Avoiding a disaster is easier than responding to one—and that’s not a lesson any chemical company should learn the hard way. Explosions can be catastrophic, and in some cases, the measures taken to respond to them can also lead to further catastrophes—such as damage to property, negative impacts on the environment and even risks to public health. And while storage facility managers are aware of these consequences and take precautions to keep them from happening, it’s important to consider all preventive solutions available.
Among common preventive solutions to reduce the risks of fire and explosion, nitrogen blanketing and purging systems have proven incredibly effective for chemical, petrochemical, refining and pharmaceutical companies by reducing the amount of oxygen that is present in a system. These systems can be implemented efficiently by complying with industry standards like NFPA 69, reviewing and improving the existing system design to help reduce risks and choosing the correct materials with the specific stored materials in mind.
Oxygen: A threat to stored materials
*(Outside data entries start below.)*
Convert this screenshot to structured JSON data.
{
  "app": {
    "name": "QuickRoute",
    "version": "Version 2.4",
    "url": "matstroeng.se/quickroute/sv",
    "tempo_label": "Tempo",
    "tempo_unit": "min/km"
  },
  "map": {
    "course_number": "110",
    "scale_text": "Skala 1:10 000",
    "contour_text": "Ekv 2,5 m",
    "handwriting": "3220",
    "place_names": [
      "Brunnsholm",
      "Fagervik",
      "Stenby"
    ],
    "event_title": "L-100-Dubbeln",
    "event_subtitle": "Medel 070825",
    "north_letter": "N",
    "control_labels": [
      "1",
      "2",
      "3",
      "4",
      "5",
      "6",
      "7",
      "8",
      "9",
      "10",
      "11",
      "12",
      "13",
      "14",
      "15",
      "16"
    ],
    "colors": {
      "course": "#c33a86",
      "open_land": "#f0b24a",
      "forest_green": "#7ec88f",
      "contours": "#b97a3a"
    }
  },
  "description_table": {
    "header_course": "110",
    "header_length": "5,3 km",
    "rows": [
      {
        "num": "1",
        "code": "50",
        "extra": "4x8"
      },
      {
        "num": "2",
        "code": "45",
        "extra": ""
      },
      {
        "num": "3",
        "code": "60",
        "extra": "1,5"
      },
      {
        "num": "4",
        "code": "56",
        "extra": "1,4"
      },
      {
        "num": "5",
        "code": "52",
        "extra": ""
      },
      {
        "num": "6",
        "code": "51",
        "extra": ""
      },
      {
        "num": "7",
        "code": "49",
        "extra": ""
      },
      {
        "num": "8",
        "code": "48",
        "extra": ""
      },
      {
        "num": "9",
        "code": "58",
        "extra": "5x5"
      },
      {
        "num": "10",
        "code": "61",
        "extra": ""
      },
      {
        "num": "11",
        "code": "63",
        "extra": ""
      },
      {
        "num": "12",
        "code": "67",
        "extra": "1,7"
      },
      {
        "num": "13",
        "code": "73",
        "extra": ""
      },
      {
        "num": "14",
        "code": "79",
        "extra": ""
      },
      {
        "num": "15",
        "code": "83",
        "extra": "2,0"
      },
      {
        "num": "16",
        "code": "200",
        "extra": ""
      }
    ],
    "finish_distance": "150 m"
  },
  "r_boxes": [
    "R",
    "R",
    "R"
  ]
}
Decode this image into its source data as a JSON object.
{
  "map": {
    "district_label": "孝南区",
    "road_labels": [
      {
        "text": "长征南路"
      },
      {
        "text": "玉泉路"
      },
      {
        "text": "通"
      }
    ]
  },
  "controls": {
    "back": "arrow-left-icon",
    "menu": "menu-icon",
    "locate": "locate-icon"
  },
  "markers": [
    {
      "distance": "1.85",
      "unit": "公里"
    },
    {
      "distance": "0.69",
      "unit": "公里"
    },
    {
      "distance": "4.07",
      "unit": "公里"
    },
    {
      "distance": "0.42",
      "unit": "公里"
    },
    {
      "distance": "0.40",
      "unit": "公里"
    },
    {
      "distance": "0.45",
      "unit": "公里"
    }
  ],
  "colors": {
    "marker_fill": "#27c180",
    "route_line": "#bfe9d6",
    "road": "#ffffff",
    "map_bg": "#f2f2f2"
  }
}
How can storage facilities use nitrogen blanketing and purging to reduce the threat of fire and explosion when oxygen is present? The first step is to limit the amount of oxygen in the tank along with the stored material. Oxygen is one component of the fire triangle, which describes the three factors necessary to create a fire: oxygen, fuel and heat. In addition to increasing the risk of explosion, oxygen can also lead to spoilage of stored material, which could be a chemical, pharmaceutical ingredient, petroleum or oil. Storage facilities can use nitrogen to reduce the amount of oxygen present in a storage tank to safe levels, significantly reducing the likelihood of fire or explosion by eliminating one component of the fire triangle, minimizing environmental contamination and preventing product spoilage.
Maximizing efficiency and safety with nitrogen
Maximizing efficiency and safety requires careful consultation and engineering with current industry-standard codes and guidelines in mind. According to Brandon Sumners, Principal Applications Engineer for Chemical, Environmental & Technical Solutions at Airgas, an Air Liquide company, these codes and guidelines can help storage facility managers choose the best solutions. For example, NFPA 69, also known as the Standard on Explosion Prevention Systems, defines how much oxygen is acceptable in the headspace of stored material. By tailoring a recommendation based on NFPA 69 and the specific material being stored, gas suppliers can help storage facilities protect themselves from damage while maximizing efficiency, minimizing waste and keeping costs reasonable.
“By referring to [industry standard] codes and guidelines, we can make recommendations for nitrogen blanketing and purging systems that are both efficient and safe,” said Sumners. For example, he added, “We could recommend that a storage facility use pure nitrogen to fully inert the headspace of stored material. This concentration of nitrogen would ensure safety, but it would be wasteful and prohibitively expensive.”
Designing an effective solution
Once storage facility managers determine how much nitrogen they need to effectively minimize risk, he or she must work closely with a gas consultant to determine the most efficient way to introduce nitrogen into their existing system. To do this, the industrial gas consultant assesses the size and shape of the tank to determine which point of introduction will optimize the sweeping action of the nitrogen. Often, a unique storage system setups pose an additional challenge. According to Sumners, “Due to the setup of certain storage tanks, they may not have an optimal point of introduction. If this is the case, an industrial gas consultant might suggest a modification to the tank or setup.” Ultimately, the goal of the consultation is to determine a solution that maximizes safety and efficiency.
The right tools for the job
A solution is only as effective as the equipment used to do the job, especially when a nitrogen blanketing or purging system is being added to an existing tank setup. To ensure the efficient operation of a nitrogen blanketing and purging system, storage facilities should consider new, more efficient regulators and tank blanketing valves, which can hold a precise, low pressure. These valves can help minimize wasted nitrogen. In addition, an industrial gas consultant can recommend equipment based on the chemical compatibility of the equipment material and the product being stored. Any reaction between the stored material and hardware in the tank can lead to inefficiencies and waste.
Nitrogen blanketing and purging systems are necessary to protect storage facilities from product spoilage and explosion, but these systems don’t need to be costly. When designed properly to conform to standard codes and guidelines, blanketing and purging systems can be efficient, cost-effective methods of protecting product and property.